Hearing loss is serious

Hearing loss is serious

Among other things, it surprised our team to find that individuals with hearing loss are twice as likely to suffer depression.

Problem and goal definition

Problem and goal definition

We defined our problem statement:

Elderly people who lose hearing late in life feel disconnected in group settings.

This helped us to define our goal:

Leverage augmented reality technology to increase understanding, participation, and connection by adding speech bubbles into a user’s field of view.

Product/story sketching

Product/story sketching

We decided relatively early to focus on telling a user’s story rather than building a working prototype. The story that we envisioned: a family member having trouble tracking a dinnertime conversation.

The family member with hearing loss cannot hear what the other two individuals are saying. Once they put the headset on, speech bubbles appear like close captioning. This allows the family member to interact at the table and provide insight into exactly what ingredient is missing from great-grandma’s chili. interaction demo

This video demonstrates the envisioned usage of our system from the perspective of an individual with profound hearing loss.

Next Steps

Next Steps

The team was honored with an award for Outstanding Novelty.

Ian Page-Echols (initial pitch, UX design, Unity development)
Nicole Eskandari (research, UX design, deck development)
Philip Kobernik (story development, UX design)

The story that we told to the testers and judges resonated. We simulated a hearing loss environment to show how disconnecting it feels, then showed how speech transcription in the field of view can help someone re-connect with the group.

This project is a proof of concept.
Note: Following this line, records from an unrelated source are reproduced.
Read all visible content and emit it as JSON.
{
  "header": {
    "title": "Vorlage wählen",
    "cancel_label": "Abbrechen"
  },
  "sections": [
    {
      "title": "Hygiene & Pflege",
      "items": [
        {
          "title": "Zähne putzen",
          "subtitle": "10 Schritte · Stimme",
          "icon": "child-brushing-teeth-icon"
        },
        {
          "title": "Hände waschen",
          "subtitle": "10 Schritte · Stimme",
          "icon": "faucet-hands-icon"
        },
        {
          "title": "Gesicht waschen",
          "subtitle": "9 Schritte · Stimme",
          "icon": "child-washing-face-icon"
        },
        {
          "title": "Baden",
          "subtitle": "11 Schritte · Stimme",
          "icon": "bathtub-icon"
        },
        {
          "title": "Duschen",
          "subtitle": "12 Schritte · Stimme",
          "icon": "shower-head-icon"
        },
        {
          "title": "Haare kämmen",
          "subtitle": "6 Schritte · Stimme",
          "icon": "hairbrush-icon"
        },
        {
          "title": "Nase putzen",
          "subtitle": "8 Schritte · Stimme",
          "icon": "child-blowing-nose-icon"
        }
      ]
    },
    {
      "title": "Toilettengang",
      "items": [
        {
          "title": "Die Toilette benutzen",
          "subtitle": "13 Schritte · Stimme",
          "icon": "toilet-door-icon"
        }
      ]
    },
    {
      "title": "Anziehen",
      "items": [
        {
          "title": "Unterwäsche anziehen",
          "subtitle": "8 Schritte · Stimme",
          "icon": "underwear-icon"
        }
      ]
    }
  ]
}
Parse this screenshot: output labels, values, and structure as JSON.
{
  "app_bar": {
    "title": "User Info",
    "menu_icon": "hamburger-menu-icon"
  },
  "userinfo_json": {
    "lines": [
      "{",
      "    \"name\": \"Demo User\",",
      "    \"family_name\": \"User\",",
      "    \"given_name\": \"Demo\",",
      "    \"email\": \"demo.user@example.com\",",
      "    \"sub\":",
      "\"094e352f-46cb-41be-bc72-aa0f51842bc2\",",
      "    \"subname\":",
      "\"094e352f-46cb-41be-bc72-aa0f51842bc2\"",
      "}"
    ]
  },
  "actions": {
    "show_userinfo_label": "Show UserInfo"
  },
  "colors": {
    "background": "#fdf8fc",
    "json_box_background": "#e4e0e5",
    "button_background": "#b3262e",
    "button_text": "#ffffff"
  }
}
Further research is needed to assess the needs of individuals with profound hearing loss in group settings, and the efficacy of existing solutions.

Next steps for development of a working prototype:

1. Integrate speech to text capability, with voice identification

2. Integrate facial recognition

3. From facial recognition data, use articulation of mouth to link speaker face with voice ID

4. Develop dynamic speech bubbles in accordance with existing closed captioning UX standards